A discovery made in Alberta, Canada, in 2007 is wowing plesiosaur fanatics. Plesiosaurs, for those who don’t know, were prehistoric marine reptiles with large flat bodies, two pairs of flippers, and a characteristically long neck. The Alberta finding was a 70-million-year-old plesiosaur body sans head. The most exciting feature? A 23-foot-long neck consisting of 76 vertebrae. To put this in perspective, humans and most other mammals have only seven vertebrae. The longest plesiosaur neck prior to this discovery consisted of 71 vertebrae. This 37-foot-long sea monster has been dubbed Albertonectes vanderveldei; Albertonectes means “Alberta swimmer,” and vanderveldei honors Ren Vandervelde, who founded the mine from which the fossils were extracted. Though Albertonectes’ neck was approximately as long as a stretch limo, it wasn’t flexible. It’s neck was found in pieces, suggesting that when its body fell to the sea floor, the neck did not coil but due to its rigidity, broke into fragments instead. Tai Kubo, Mark Mitchell, and Donald Henderson, who conducted the study on the fossils, added that each vertebra shows a lack of flexibility. Paleontologists are excited to have another addition to the ever-growing plesiosaur fossil collection. Whereas Albertonectes is helping researchers discover more about neck movement and body structure, another recent finding is providing clues into the birthing habits of plesiosaurs. A 78-million-year-old female plesiosaur, this one much smaller than Albertonectes at around 15 feet, was found with a fetus inside its body, indicating that plesiosaurs gave birth to live young. Although paleontologists aren’t certain whether all plesiosaurs gave birth this way, further study on Albertonectes could provide insight.

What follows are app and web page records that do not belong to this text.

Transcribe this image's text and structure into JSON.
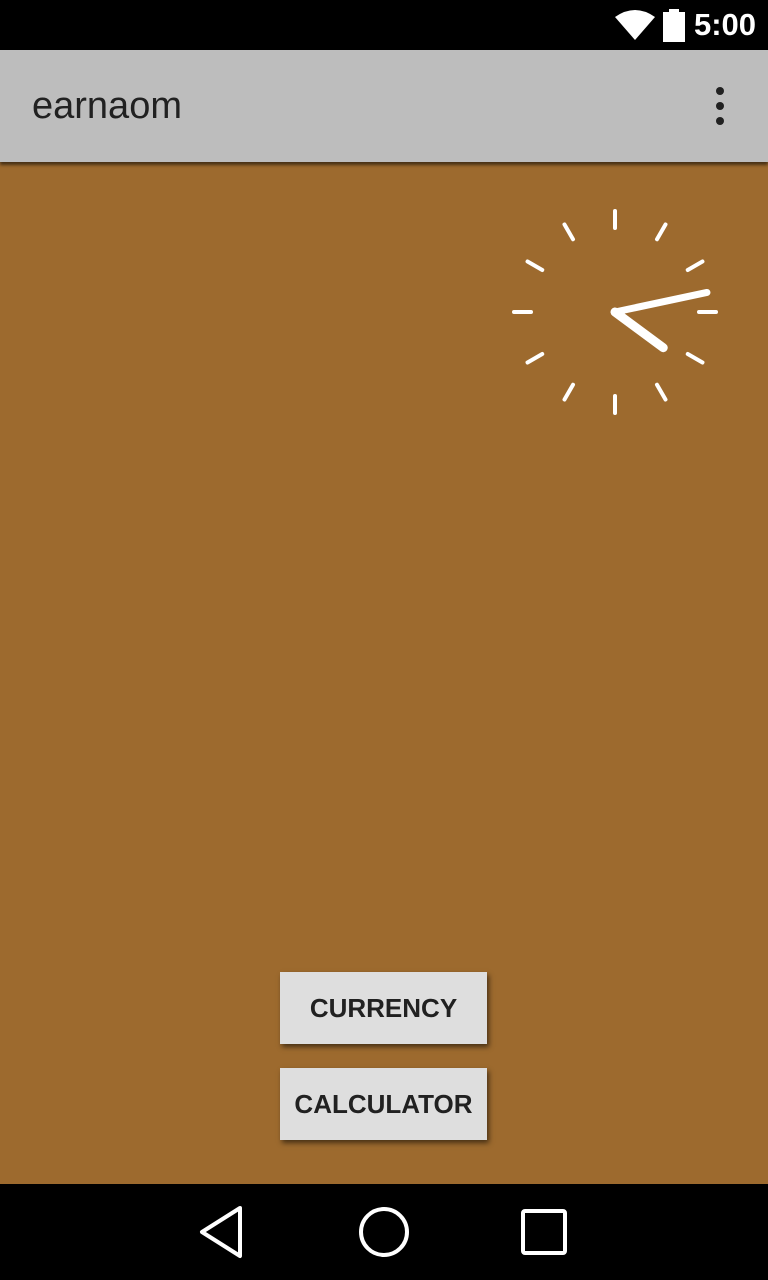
{
  "status_bar": {
    "time": "5:00",
    "icons": [
      "wifi-icon",
      "battery-icon"
    ]
  },
  "app_bar": {
    "title": "earnaom",
    "overflow_icon": "more-vert-icon"
  },
  "clock": {
    "type": "analog",
    "hour": 4,
    "minute": 13
  },
  "buttons": {
    "currency": "CURRENCY",
    "calculator": "CALCULATOR"
  },
  "nav_bar": {
    "icons": [
      "back-icon",
      "home-icon",
      "recents-icon"
    ]
  },
  "colors": {
    "background": "#9d6a2e",
    "app_bar": "#bdbdbd",
    "button": "#dedede",
    "clock_marks": "#ffffff"
  }
}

Find out more at Wired.com.
The study on Albertonectes is published in the Journal of Vertebrate Paleontology.
Read about plesiosaur live birth at Discovery.com.